-- INFORMATION --

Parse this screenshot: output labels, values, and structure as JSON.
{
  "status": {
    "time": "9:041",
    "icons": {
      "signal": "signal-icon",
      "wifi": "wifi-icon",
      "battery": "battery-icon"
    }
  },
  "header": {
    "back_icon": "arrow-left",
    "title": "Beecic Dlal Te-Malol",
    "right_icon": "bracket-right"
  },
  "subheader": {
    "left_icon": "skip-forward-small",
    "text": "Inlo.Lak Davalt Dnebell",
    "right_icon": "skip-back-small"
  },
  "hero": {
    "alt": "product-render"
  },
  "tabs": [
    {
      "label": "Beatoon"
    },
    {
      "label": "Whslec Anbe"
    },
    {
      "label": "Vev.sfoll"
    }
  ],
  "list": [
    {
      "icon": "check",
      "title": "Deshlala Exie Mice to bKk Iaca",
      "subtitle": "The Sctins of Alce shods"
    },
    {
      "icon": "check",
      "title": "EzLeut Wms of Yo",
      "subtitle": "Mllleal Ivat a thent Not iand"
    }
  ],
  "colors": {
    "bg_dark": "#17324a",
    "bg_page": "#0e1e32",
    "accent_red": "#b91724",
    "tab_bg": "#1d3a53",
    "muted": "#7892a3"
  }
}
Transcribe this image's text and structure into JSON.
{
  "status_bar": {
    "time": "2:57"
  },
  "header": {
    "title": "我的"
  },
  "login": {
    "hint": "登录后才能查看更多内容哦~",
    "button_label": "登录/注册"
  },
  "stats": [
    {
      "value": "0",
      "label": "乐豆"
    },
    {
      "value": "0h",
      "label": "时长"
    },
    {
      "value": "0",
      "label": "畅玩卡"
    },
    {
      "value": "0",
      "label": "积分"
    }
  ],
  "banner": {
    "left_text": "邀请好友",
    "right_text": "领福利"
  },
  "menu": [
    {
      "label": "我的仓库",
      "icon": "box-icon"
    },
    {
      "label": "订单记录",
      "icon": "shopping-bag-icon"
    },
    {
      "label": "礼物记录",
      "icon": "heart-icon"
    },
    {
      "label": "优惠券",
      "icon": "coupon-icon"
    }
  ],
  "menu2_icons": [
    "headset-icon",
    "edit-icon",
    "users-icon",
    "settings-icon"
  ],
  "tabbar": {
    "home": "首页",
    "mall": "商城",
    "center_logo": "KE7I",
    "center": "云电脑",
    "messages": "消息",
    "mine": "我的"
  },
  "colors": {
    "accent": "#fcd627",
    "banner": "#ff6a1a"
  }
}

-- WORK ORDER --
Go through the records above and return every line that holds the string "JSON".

-- RESPONSE TO THIS EXERCISE --
Parse this screenshot: output labels, values, and structure as JSON.
Transcribe this image's text and structure into JSON.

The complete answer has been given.